## [To do]
Repeat the following data exactly, omitting pictures.

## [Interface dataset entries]
Segment Open
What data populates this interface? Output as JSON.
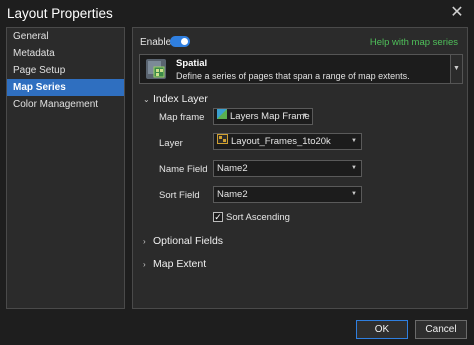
{
  "window": {
    "title": "Layout Properties",
    "close_glyph": "✕"
  },
  "nav": {
    "items": [
      {
        "label": "General"
      },
      {
        "label": "Metadata"
      },
      {
        "label": "Page Setup"
      },
      {
        "label": "Map Series",
        "active": true
      },
      {
        "label": "Color Management"
      }
    ]
  },
  "main": {
    "enable_label": "Enable",
    "enable_on": true,
    "help_link": "Help with map series",
    "series_type": {
      "name": "Spatial",
      "description": "Define a series of pages that span a range of map extents.",
      "icon": "spatial-map-series-icon"
    },
    "index_layer": {
      "header": "Index Layer",
      "map_frame_label": "Map frame",
      "map_frame_value": "Layers Map Frame",
      "layer_label": "Layer",
      "layer_value": "Layout_Frames_1to20k",
      "name_field_label": "Name Field",
      "name_field_value": "Name2",
      "sort_field_label": "Sort Field",
      "sort_field_value": "Name2",
      "sort_ascending_label": "Sort Ascending",
      "sort_ascending_checked": true
    },
    "optional_fields_header": "Optional Fields",
    "map_extent_header": "Map Extent"
  },
  "footer": {
    "ok_label": "OK",
    "cancel_label": "Cancel"
  },
  "colors": {
    "accent": "#2f7fe0",
    "nav_active": "#2f6fc0",
    "help_link": "#4fc05a",
    "background": "#1e1e1e",
    "panel": "#2b2b2b"
  }
}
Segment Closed
## [Response area]
What data populates this interface? Output as JSON.
{
  "window": {
    "title": "Layout Properties",
    "close_glyph": "✕"
  },
  "nav": {
    "items": [
      {
        "label": "General"
      },
      {
        "label": "Metadata"
      },
      {
        "label": "Page Setup"
      },
      {
        "label": "Map Series",
        "active": true
      },
      {
        "label": "Color Management"
      }
    ]
  },
  "main": {
    "enable_label": "Enable",
    "enable_on": true,
    "help_link": "Help with map series",
    "series_type": {
      "name": "Spatial",
      "description": "Define a series of pages that span a range of map extents.",
      "icon": "spatial-map-series-icon"
    },
    "index_layer": {
      "header": "Index Layer",
      "map_frame_label": "Map frame",
      "map_frame_value": "Layers Map Frame",
      "layer_label": "Layer",
      "layer_value": "Layout_Frames_1to20k",
      "name_field_label": "Name Field",
      "name_field_value": "Name2",
      "sort_field_label": "Sort Field",
      "sort_field_value": "Name2",
      "sort_ascending_label": "Sort Ascending",
      "sort_ascending_checked": true
    },
    "optional_fields_header": "Optional Fields",
    "map_extent_header": "Map Extent"
  },
  "footer": {
    "ok_label": "OK",
    "cancel_label": "Cancel"
  },
  "colors": {
    "accent": "#2f7fe0",
    "nav_active": "#2f6fc0",
    "help_link": "#4fc05a",
    "background": "#1e1e1e",
    "panel": "#2b2b2b"
  }
}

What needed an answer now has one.